Material shown —

::::

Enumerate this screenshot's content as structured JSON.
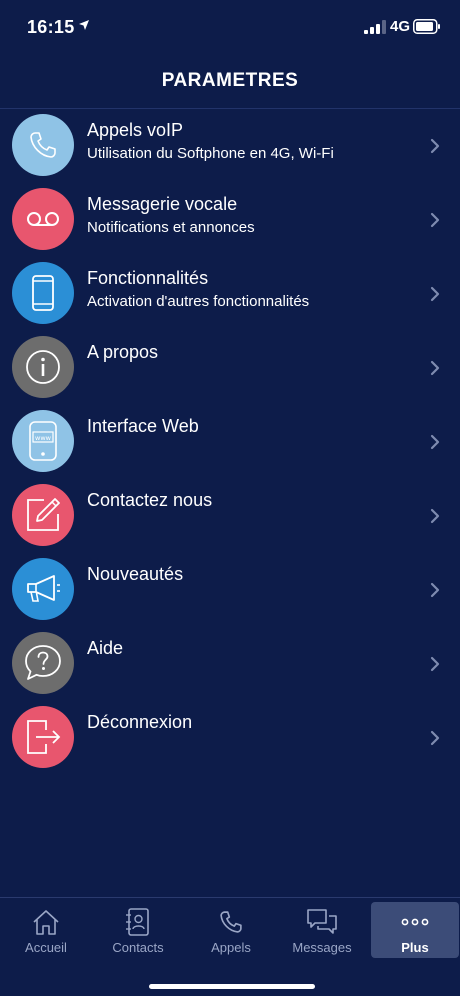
{
  "status": {
    "time": "16:15",
    "network": "4G"
  },
  "header": {
    "title": "PARAMETRES"
  },
  "settings": [
    {
      "title": "Appels voIP",
      "subtitle": "Utilisation du Softphone en 4G, Wi-Fi",
      "icon": "phone-icon",
      "color": "#8fc3e6"
    },
    {
      "title": "Messagerie vocale",
      "subtitle": "Notifications et annonces",
      "icon": "voicemail-icon",
      "color": "#e8566e"
    },
    {
      "title": "Fonctionnalités",
      "subtitle": "Activation d'autres fonctionnalités",
      "icon": "smartphone-icon",
      "color": "#2b8fd6"
    },
    {
      "title": "A propos",
      "subtitle": "",
      "icon": "info-icon",
      "color": "#6d6d6d"
    },
    {
      "title": "Interface Web",
      "subtitle": "",
      "icon": "web-phone-icon",
      "color": "#8fc3e6"
    },
    {
      "title": "Contactez nous",
      "subtitle": "",
      "icon": "edit-icon",
      "color": "#e8566e"
    },
    {
      "title": "Nouveautés",
      "subtitle": "",
      "icon": "megaphone-icon",
      "color": "#2b8fd6"
    },
    {
      "title": "Aide",
      "subtitle": "",
      "icon": "question-icon",
      "color": "#6d6d6d"
    },
    {
      "title": "Déconnexion",
      "subtitle": "",
      "icon": "logout-icon",
      "color": "#e8566e"
    }
  ],
  "tabs": [
    {
      "label": "Accueil",
      "icon": "home-icon"
    },
    {
      "label": "Contacts",
      "icon": "contacts-icon"
    },
    {
      "label": "Appels",
      "icon": "phone-icon"
    },
    {
      "label": "Messages",
      "icon": "messages-icon"
    },
    {
      "label": "Plus",
      "icon": "more-icon",
      "active": true
    }
  ],
  "colors": {
    "background": "#0d1c4a",
    "tab_active": "#3c4c78",
    "chevron": "#7e8bb0"
  }
}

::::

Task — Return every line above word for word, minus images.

Response box —
Enumerate this screenshot's content as structured JSON.
{
  "status": {
    "time": "16:15",
    "network": "4G"
  },
  "header": {
    "title": "PARAMETRES"
  },
  "settings": [
    {
      "title": "Appels voIP",
      "subtitle": "Utilisation du Softphone en 4G, Wi-Fi",
      "icon": "phone-icon",
      "color": "#8fc3e6"
    },
    {
      "title": "Messagerie vocale",
      "subtitle": "Notifications et annonces",
      "icon": "voicemail-icon",
      "color": "#e8566e"
    },
    {
      "title": "Fonctionnalités",
      "subtitle": "Activation d'autres fonctionnalités",
      "icon": "smartphone-icon",
      "color": "#2b8fd6"
    },
    {
      "title": "A propos",
      "subtitle": "",
      "icon": "info-icon",
      "color": "#6d6d6d"
    },
    {
      "title": "Interface Web",
      "subtitle": "",
      "icon": "web-phone-icon",
      "color": "#8fc3e6"
    },
    {
      "title": "Contactez nous",
      "subtitle": "",
      "icon": "edit-icon",
      "color": "#e8566e"
    },
    {
      "title": "Nouveautés",
      "subtitle": "",
      "icon": "megaphone-icon",
      "color": "#2b8fd6"
    },
    {
      "title": "Aide",
      "subtitle": "",
      "icon": "question-icon",
      "color": "#6d6d6d"
    },
    {
      "title": "Déconnexion",
      "subtitle": "",
      "icon": "logout-icon",
      "color": "#e8566e"
    }
  ],
  "tabs": [
    {
      "label": "Accueil",
      "icon": "home-icon"
    },
    {
      "label": "Contacts",
      "icon": "contacts-icon"
    },
    {
      "label": "Appels",
      "icon": "phone-icon"
    },
    {
      "label": "Messages",
      "icon": "messages-icon"
    },
    {
      "label": "Plus",
      "icon": "more-icon",
      "active": true
    }
  ],
  "colors": {
    "background": "#0d1c4a",
    "tab_active": "#3c4c78",
    "chevron": "#7e8bb0"
  }
}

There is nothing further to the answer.